So, we took 2 wrong turns that cost us a lot of time on the approach. Once we finally got to the Red Lake TH, we hurried onto the 'trail', only that it wasn't. We spent 2 hours blazing a path on steep, loose, sandy and nasty Class 2/3 terrain until I had enough and said there must be a trail and we need to find it. Found it and the going was much easier but half the party bailed back to the HD and the others went to Red Lake. Party at Red Lake got there just in time for the rain and spent an OK night there and woke up to swirling clouds obscuring the summit and terrain above and decided to head down. Still a beautiful area and fun was had, but the mistakes and the weather meant no summit and the access/approach means we won't be too eager for attempt #2 for some time... :-)
The hardest part of this climb is getting to the trailhead. I scratched the shit out of the sides of my truck (Black Chevy Silverado), but once you get to Red Lake, this is a pretty cool climb. A little loose in the steeper chutes, but not too bad.
An overnight trip from 3 miles below the Red Lake trailhead (the "no trespassing" shortcut helped, but not enough for our poor car). Red Lake is an awesome place to camp.
clear day, spectacular views
Gave up on the original goal of St. Jean Gully when we saw the debris field of rocks that had shot out of it. Changed plans to the North Slope and we weren't disappointed. Climbed a 35-40 degree snow hill for about 750' to gain the north slope, little more than a class 2 like the route description states, but had an axe and crampons so it was no problem. Great view on top, thunder storms had us running off the ridge in the early afternoon.
Ascended the N. slope route via the Red Lake approach. Took some very humbling turns on my splitboard in highly variable snow conditions below the Split-Prater saddle...glad I had the (dis)pleasure of hauling it all the way to 13K.
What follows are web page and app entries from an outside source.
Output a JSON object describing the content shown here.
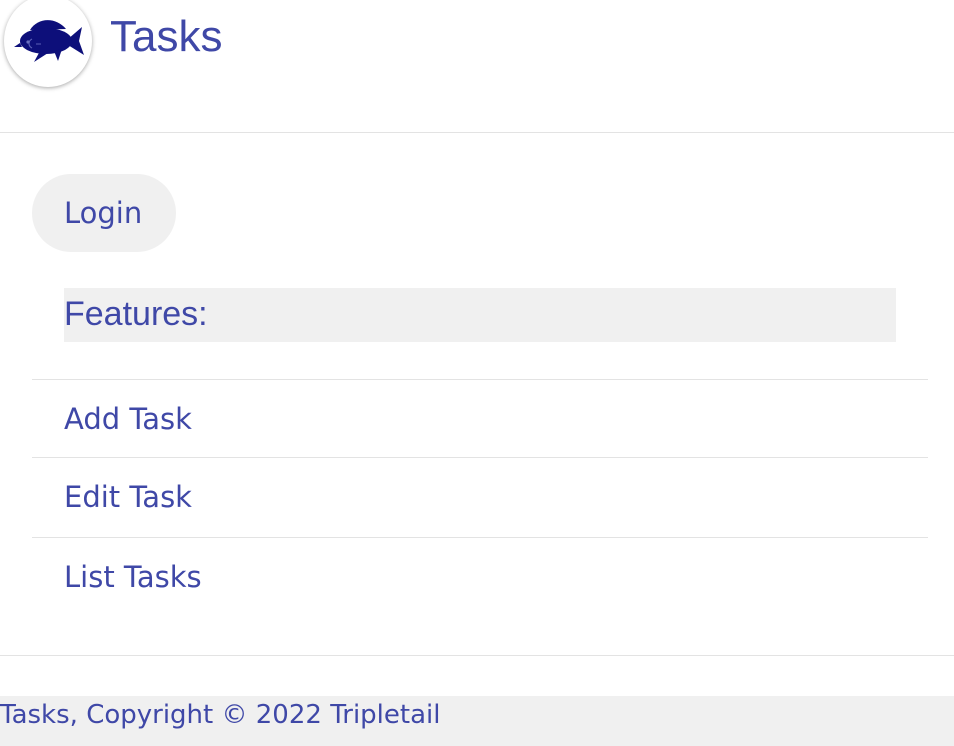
{
  "header": {
    "title": "Tasks",
    "logo_icon": "fish-logo-icon"
  },
  "nav": {
    "login_label": "Login",
    "features_heading": "Features:",
    "items": [
      {
        "label": "Add Task"
      },
      {
        "label": "Edit Task"
      },
      {
        "label": "List Tasks"
      }
    ]
  },
  "footer": {
    "text": "Tasks, Copyright © 2022 Tripletail"
  },
  "colors": {
    "text": "#3f48a7",
    "logo_fill": "#0d0f7a",
    "pill_bg": "#f0f0f0",
    "divider": "#e3e3e3"
  }
}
Reached the summit on our "layover" day while camped at the lake below Mather Pass. Lots of scree but a beautiful summit view on a perfectly clear and windless day.
I spent a week around the Palisade Lakes and Mather Pass just bagging peaks in the area. This was the easy hike up from the John Muir Trail.
Climbed from Red Lake with an SPS group. It was a tough, but enjoyable hike. I really liked the view.
7500 feet in one day... a new personal record - the climb was wonderful though - those cliffs when you first hit the ridge are wicked... and the split part of the mountain up top is wild - I think I am running out of easy 14ers, hmmm...
Soloed the N ridge from Red Lake when Mike hit the wall after climbing Mt Sill the prior day. These were my final two Calif 14ers.
definitely more difficult than i expected but a beautiful mountain. the drive to red lake trailhead was a real treat!
Daytripped from Orange County. I thought it was pretty tough for an "easy 14er".
Climbed Split Mountain June 16th of 2008, via the N. Slope from Taboose Pass. I easily nabbed Mount Prater the next day and spent a nice two night stay just below both peaks.
Camped at Red Lake. Uneventful climb.
Climbed Split with my wife last summer. Great fun- a little challenging route-finding through scree slope, but isolated and fun and worth the effort just the same.
Climbed Northeast Arete (IV, 5.8) with Pavel on a perfect summer day. 15 long pitches (150'+) and one rappel with a few memorable spots, abundance of loose rock (although, not enough to make it disgusting) and wicked knife edges. Existing beta was useless; we pretty much found our own way which included a 5.10 pitch. 11.5 hours from the route start to the summit ridge. Descended in the dark for a 19 hour camp to camp marathon.
Many props to the late great Galen Rowell for soloing this route on his FA. There is no way in the world I'd attempt something like this unroped.
First trip back into the mountains after surgery to repair a broken ankle 21 weeks earlier ... thus this trip worked me, on of the hardest times I've had in the mountains. Hot weather didn't help - +100degF at trail head. Climbed with Ken T. Bottom line = a safe and successful 14'er summit.
We camped near the lake and on the summit day we departed quite early around 4:00 am. By 7:30 am we already summited the peak and soon (around 9 :00 am ) safely returned to the base camp. It was nice, clear day.